> [EXERCISE INSTRUCTIONS]: All of the data that follows is to be printed exactly, without pictures.

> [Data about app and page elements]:
....................
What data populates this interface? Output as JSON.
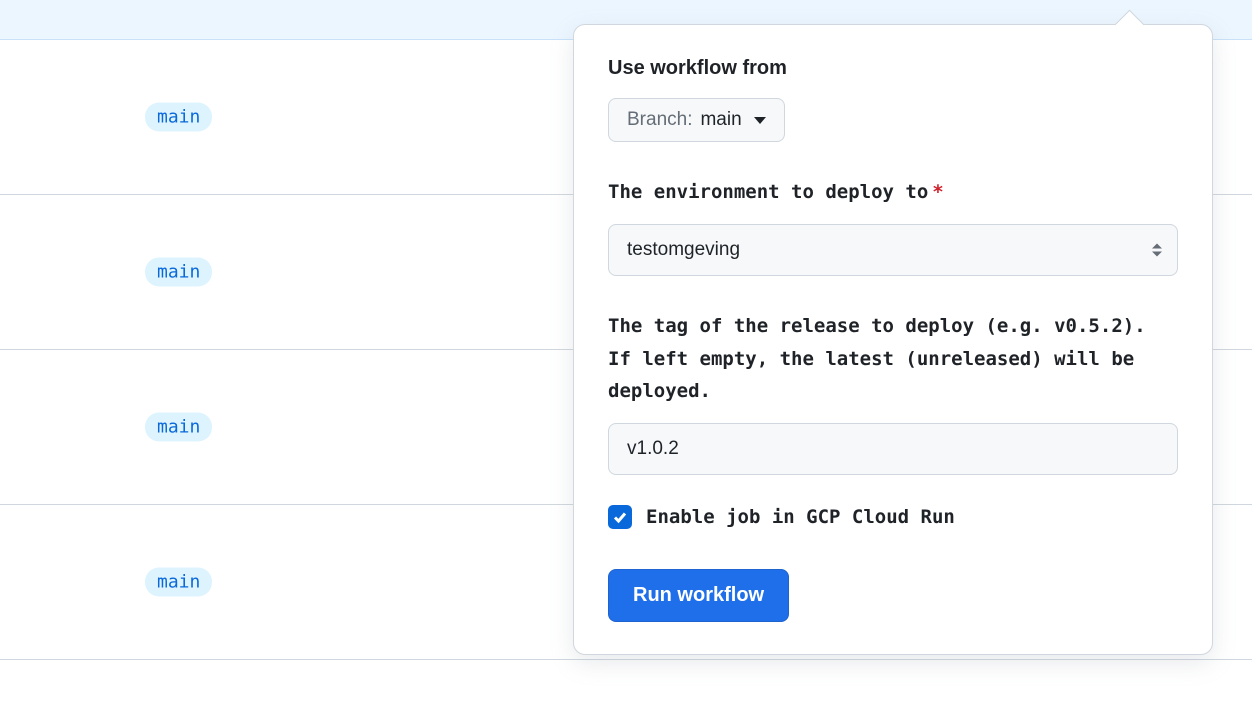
{
  "list": {
    "branch_label": "main"
  },
  "popup": {
    "heading": "Use workflow from",
    "branch_prefix": "Branch:",
    "branch_value": "main",
    "env_label": "The environment to deploy to",
    "env_value": "testomgeving",
    "tag_label": "The tag of the release to deploy (e.g. v0.5.2). If left empty, the latest (unreleased) will be deployed.",
    "tag_value": "v1.0.2",
    "checkbox_label": "Enable job in GCP Cloud Run",
    "checkbox_checked": true,
    "run_button": "Run workflow"
  }
}
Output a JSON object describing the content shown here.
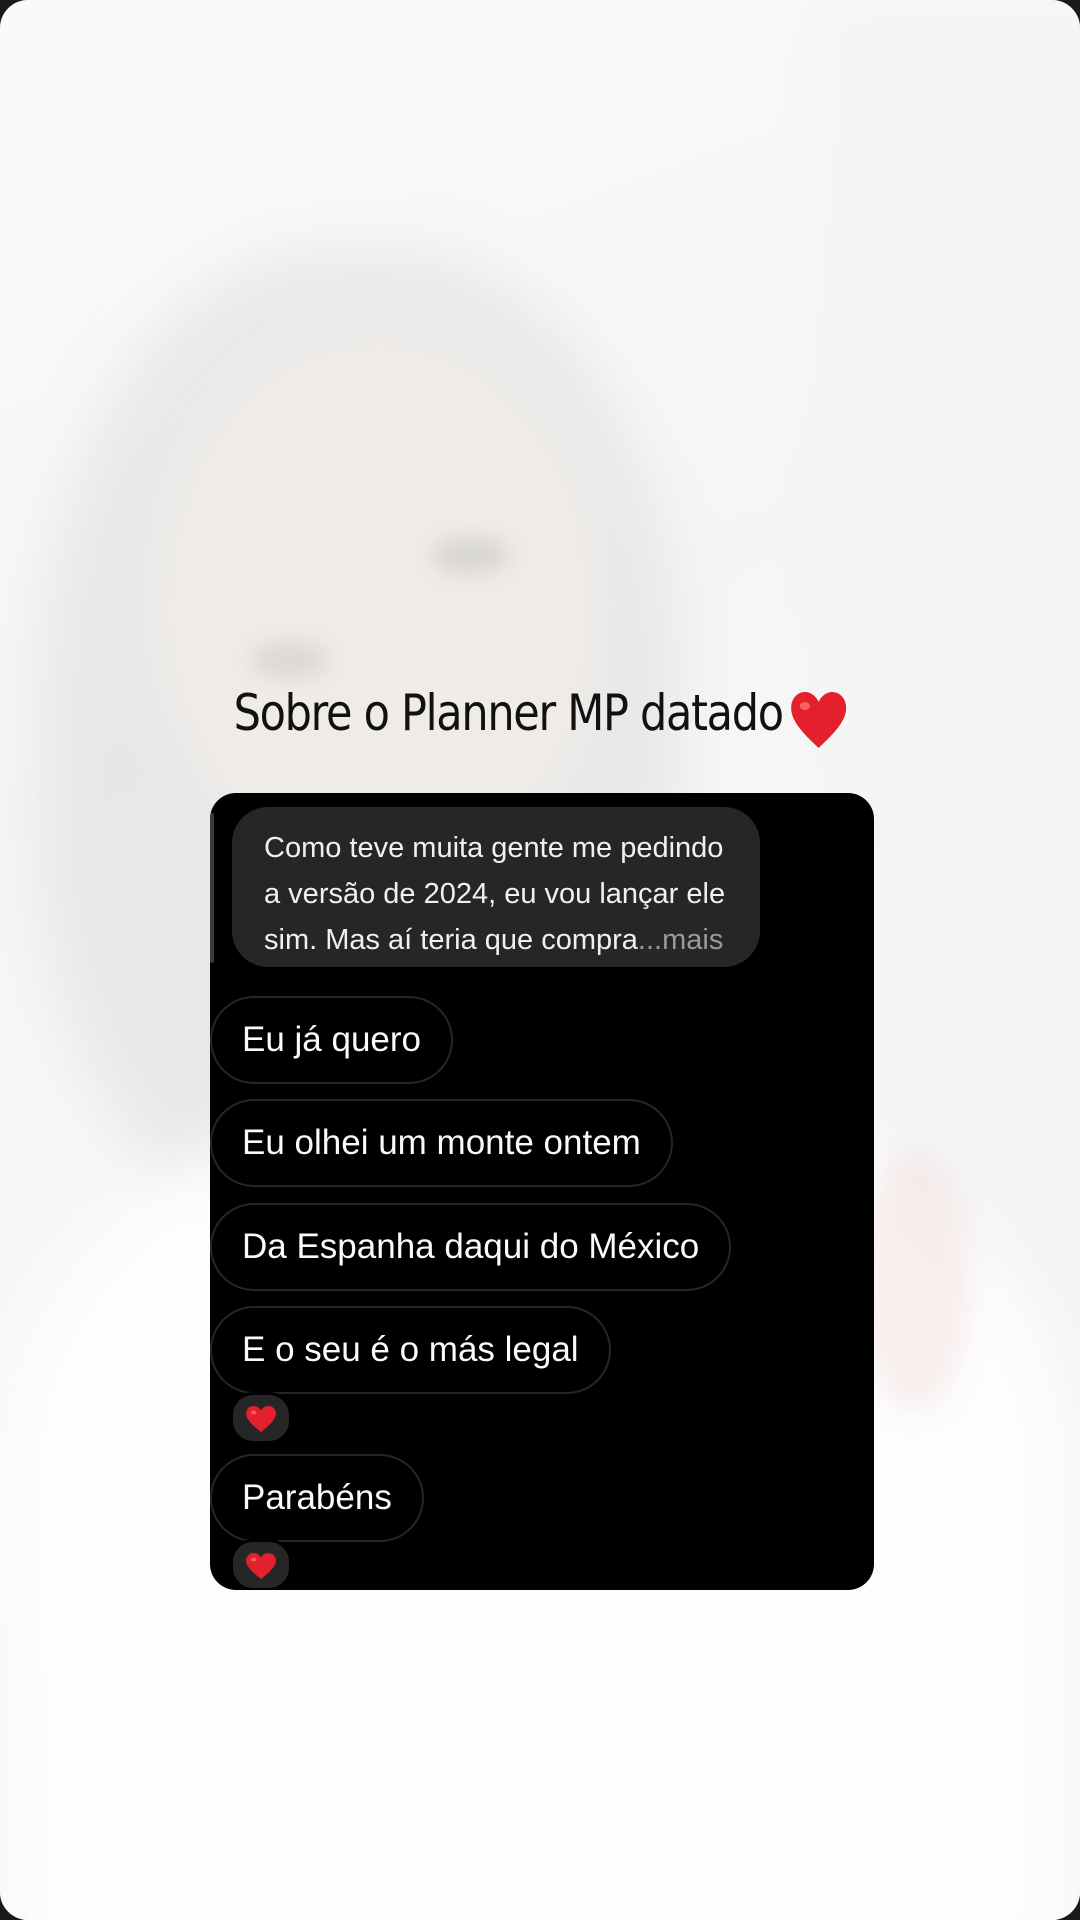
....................
> [OUTPUT OF THE EXERCISE]:
What data populates this interface? Output as JSON.
{
  "list": {
    "branch_label": "main"
  },
  "popup": {
    "heading": "Use workflow from",
    "branch_prefix": "Branch:",
    "branch_value": "main",
    "env_label": "The environment to deploy to",
    "env_value": "testomgeving",
    "tag_label": "The tag of the release to deploy (e.g. v0.5.2). If left empty, the latest (unreleased) will be deployed.",
    "tag_value": "v1.0.2",
    "checkbox_label": "Enable job in GCP Cloud Run",
    "checkbox_checked": true,
    "run_button": "Run workflow"
  }
}
Output a JSON object describing the content shown here.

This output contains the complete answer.